Anne and Philip met when they were teenagers. “I fell for him hook, line, and sinker; he was so charismatic,’’ recalls Anne, whose father, a high-powered attorney, occasionally advised Howard Hughes and was president of Rheingold, the beer company. Philip spent more and more time with Anne’s large family—there were seven children—and less time at his own troubled home. His mother was a manic-depressive. “Both of his parents were alcoholics, and medications were not as effective for depression as they are now, so his mother would be in bed for days at a time. My family adored him, and he became like the eighth child. When my mother had the twins, he helped bathe and diaper them.’’
Five years later, Philip and Anne invited 75 people to her parents’ home for their wedding celebration. The pair went to Paris and Morocco for their honeymoon before moving into 1105 Park Avenue and buying the place in Palm Beach that they flew down to every weekend.
Philip worked at Park Avenue Travel, which his parents had founded, but he turned it into a niche business in the high-flying eighties and was referred to by clients as “Mr. Magic’’ throughout the nineties. He catered to demanding travelers, from Lee Iacocca to socialites to Saudi princes to the wife of the shah of Iran, who would rent private jets and take over floors of hotels. There was one client who had a mariachi band flown in on a jet to play under a girlfriend’s window, and another who chartered an entire plane to bring an exotic parrot to Dakar. When a member of the powerful Washington-based Cafritz family broke her ankle in Spain, Philip flew over a team of American doctors. “Philip was the smoothest guy I had ever dealt with, and so energetic,’’ says one former client, an attorney. “He would be on the phone with me and say, ‘Hold on a minute, I have to book something for [former chairman of the Federal Reserve] Paul Volcker,’ and then he’d jump back on to deal with my request.’’
“He kept up such a positive front,” says Pulitzer. “I didn’t understand that my reality wasn’t his reality.”
If jet fuel drove Roome’s days, alcohol began to fuel his nights. His posse included Ian Kean, Lee McMakin, and Frank Shields (Brooke’s father) in Palm Beach and the artist Garner Tullis and photographer Tom Shelby in New York. He and Kean rented a place in Key West, and they would zip down there on a Learjet. Anne felt increasingly uncomfortable with his social life. While they were still a couple, they attended a luxe party at the home of Messmore and Mary Kendall in Palm Beach, and Philip dived into their pool fully dressed. After she finally locked him out in 1996 because he refused to go into rehab, Philip wound up at the Breakers with an 18-year-old girl whose mother was a baroness. His friends say they staged a mock wedding, with an actor posing as a priest.

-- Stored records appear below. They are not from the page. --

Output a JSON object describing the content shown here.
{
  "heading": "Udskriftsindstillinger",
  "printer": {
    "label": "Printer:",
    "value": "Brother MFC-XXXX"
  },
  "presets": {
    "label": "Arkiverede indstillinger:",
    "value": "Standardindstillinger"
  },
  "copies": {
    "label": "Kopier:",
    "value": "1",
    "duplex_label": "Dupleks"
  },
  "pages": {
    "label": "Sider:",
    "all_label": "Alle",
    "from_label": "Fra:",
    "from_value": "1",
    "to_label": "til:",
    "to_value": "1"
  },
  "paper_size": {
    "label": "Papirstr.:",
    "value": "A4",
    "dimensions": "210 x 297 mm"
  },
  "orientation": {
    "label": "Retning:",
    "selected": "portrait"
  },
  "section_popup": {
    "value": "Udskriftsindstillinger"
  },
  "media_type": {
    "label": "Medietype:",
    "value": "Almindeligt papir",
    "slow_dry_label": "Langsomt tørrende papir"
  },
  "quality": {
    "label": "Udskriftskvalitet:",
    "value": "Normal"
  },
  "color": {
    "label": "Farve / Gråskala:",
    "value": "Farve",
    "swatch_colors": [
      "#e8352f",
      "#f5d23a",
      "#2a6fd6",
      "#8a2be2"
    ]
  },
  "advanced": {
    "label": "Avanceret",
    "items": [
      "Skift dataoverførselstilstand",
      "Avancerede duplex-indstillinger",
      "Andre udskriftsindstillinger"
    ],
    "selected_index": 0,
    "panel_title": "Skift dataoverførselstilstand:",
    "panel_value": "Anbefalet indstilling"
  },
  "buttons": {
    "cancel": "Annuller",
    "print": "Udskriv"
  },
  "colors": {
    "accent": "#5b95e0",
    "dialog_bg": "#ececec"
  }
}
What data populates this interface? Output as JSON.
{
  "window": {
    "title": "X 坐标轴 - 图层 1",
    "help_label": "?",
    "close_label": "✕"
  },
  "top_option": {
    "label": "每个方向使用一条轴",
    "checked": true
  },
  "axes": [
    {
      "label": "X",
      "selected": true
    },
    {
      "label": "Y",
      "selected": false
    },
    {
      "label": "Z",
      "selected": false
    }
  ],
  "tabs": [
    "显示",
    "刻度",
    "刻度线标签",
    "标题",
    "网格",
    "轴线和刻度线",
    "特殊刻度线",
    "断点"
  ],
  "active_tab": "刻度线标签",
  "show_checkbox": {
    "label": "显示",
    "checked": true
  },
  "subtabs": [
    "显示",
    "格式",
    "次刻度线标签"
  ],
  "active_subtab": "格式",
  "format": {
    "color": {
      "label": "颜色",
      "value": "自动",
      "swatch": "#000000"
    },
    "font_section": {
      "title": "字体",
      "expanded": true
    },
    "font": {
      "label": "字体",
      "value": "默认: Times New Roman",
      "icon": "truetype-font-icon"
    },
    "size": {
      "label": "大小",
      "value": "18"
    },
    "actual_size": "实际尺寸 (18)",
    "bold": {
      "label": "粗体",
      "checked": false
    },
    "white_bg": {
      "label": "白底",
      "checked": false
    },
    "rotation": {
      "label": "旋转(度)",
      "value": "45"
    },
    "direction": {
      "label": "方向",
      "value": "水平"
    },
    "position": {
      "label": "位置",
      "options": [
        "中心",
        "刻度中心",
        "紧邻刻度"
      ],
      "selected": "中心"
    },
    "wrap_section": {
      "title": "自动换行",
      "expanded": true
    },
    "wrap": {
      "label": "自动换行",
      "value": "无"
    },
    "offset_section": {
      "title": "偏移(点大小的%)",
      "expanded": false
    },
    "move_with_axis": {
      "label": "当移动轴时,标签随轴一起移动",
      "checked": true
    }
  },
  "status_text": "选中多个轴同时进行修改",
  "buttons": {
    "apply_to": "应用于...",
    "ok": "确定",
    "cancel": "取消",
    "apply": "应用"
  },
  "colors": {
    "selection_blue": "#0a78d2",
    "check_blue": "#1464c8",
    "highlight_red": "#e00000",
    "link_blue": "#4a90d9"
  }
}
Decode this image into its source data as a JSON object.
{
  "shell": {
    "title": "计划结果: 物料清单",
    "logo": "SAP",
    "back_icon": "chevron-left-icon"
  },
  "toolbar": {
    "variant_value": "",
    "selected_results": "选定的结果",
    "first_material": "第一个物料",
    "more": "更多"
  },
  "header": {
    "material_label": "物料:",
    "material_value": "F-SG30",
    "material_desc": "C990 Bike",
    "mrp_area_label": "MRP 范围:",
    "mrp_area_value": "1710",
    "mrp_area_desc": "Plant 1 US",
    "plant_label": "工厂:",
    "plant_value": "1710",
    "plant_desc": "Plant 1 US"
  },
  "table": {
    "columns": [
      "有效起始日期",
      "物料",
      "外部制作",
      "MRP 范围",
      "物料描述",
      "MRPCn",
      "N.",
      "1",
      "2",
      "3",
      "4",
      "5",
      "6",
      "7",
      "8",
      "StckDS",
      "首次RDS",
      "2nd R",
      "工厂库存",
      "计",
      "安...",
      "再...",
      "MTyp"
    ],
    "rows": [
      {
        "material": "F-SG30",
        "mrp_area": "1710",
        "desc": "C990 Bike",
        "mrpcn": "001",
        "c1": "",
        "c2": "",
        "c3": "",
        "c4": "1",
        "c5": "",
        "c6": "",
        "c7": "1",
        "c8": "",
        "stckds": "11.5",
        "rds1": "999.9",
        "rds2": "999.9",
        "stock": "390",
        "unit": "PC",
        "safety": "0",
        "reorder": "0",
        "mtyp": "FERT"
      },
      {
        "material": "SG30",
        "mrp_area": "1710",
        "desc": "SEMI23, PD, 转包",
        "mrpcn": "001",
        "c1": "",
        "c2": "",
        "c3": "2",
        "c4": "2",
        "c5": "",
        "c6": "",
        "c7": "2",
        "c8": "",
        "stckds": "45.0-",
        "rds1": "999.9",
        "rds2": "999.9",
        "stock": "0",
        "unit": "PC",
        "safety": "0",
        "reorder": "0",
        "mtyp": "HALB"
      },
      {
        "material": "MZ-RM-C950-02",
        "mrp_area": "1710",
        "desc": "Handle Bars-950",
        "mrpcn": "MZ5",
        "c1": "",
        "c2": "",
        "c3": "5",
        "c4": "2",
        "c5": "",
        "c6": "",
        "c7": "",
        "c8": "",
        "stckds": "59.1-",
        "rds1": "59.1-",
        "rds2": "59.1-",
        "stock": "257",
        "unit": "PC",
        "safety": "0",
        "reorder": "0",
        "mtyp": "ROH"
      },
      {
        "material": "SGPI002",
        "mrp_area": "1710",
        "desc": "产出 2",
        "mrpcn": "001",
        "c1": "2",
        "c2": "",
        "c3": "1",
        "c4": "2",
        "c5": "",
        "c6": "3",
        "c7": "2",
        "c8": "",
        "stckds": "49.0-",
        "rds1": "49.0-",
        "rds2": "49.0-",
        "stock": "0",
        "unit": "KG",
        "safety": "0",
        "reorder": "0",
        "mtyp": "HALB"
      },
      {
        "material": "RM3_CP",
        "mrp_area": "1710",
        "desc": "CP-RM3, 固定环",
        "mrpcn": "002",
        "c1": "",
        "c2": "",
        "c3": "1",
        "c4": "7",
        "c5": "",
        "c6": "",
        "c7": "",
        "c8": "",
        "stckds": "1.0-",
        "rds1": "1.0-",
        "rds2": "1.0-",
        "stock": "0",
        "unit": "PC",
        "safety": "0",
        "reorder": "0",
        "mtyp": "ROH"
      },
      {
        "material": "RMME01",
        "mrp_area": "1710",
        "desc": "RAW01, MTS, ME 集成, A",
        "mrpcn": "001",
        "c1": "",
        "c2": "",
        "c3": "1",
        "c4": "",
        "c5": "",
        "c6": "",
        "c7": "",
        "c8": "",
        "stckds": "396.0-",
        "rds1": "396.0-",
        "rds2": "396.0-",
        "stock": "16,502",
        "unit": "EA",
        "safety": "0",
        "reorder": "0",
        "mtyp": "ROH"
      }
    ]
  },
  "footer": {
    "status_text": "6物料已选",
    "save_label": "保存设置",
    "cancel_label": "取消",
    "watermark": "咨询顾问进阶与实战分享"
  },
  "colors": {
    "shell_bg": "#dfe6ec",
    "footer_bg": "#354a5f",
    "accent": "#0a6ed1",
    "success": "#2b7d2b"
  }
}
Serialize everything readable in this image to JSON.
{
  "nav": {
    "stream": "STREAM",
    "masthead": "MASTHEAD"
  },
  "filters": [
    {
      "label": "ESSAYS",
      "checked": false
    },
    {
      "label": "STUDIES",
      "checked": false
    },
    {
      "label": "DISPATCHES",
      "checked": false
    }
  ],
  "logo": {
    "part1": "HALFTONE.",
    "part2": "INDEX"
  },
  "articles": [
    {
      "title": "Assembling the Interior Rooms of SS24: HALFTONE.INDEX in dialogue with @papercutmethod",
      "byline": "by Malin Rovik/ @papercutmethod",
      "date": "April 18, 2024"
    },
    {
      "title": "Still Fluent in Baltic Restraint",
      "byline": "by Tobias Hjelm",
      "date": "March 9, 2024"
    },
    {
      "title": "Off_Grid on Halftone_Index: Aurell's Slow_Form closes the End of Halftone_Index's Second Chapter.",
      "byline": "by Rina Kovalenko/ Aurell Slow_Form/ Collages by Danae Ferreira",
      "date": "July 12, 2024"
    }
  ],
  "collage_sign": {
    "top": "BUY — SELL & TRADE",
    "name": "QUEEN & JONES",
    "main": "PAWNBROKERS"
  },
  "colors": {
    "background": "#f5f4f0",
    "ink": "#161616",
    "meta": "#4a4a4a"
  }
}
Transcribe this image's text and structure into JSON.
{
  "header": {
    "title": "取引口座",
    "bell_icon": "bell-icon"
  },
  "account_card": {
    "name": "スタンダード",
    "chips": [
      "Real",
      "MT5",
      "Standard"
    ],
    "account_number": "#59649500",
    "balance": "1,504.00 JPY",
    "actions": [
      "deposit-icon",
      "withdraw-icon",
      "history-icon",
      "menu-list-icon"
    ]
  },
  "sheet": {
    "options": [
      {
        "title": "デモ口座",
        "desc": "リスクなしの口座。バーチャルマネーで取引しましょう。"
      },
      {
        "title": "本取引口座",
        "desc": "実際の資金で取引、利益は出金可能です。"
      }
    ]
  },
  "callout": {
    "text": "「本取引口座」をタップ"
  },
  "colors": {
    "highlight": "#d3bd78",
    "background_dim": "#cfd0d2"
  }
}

“Frank Shields was handsome, and the most amusing man you ever want to meet, and very supportive of Philip, but he took the position that if you don’t come home on the bonnet of your car, what’s the problem?” Anne says. “By the nineties, the drinking had become insupportable for me.’’
Anne, of course, knew that Roome came from a family that had been destroyed by alcoholism. And it became increasingly clear, too, that the drinking masked a deeper problem. While it might be said that many in Palm Beach have a spending problem, Anne realized that Roome’s was an actual illness. “When my sister Courtney got married, she brought her husband down to Palm Beach to visit us,’’ recalls Anne. “Philip took him right over to Cartier and bought him a watch. I mean, Geoff was thrilled, but really . . . At Christmas he would buy all these extravagant gifts for people we hardly knew.”
Even after she locked him out, Anne stayed close to Philip. “We used to say that we’d probably be slobbering all over each other when we were in our nineties,’’ says Anne, smiling. “We spoke every day, but we never talked about dating. He would just pretend he was with the guys, and I would say I was out with my girlfriends. I could talk to him, and I wanted to believe he was okay, but I didn’t want to see him. I didn’t want the pain.”
Between his marriage to Anne and his marriage to Liza, there were other women, and he seemed to support them all. There was a girlfriend to whom he wrote a check for $300,000, and a private art dealer named Marla, who lived in his Tribeca loft.
Anne whips out a thick wad of receipts and puts them on the coffee table. “I have reams of these from paintings he bought, and I’d like to know where they are,’’ she says with a sigh. “He continued to pay insurance and phone bills for these women; he just didn’t know how to terminate relationships. He kept me living like a princess; he kept up everyone’s lifestyle. Philip had 24 keys to that loft, and he gave all of them out, but no one knows who has them. Marla has just asked for $40,000. I don’t know why I should be paying her health care. She says he had talked to her about bankruptcy, but that’s ridiculous. His assets far exceed any debt. He owned half of this house. It probably should have been sold, but that’s typical of Philip. He just didn’t know how to cut back.’’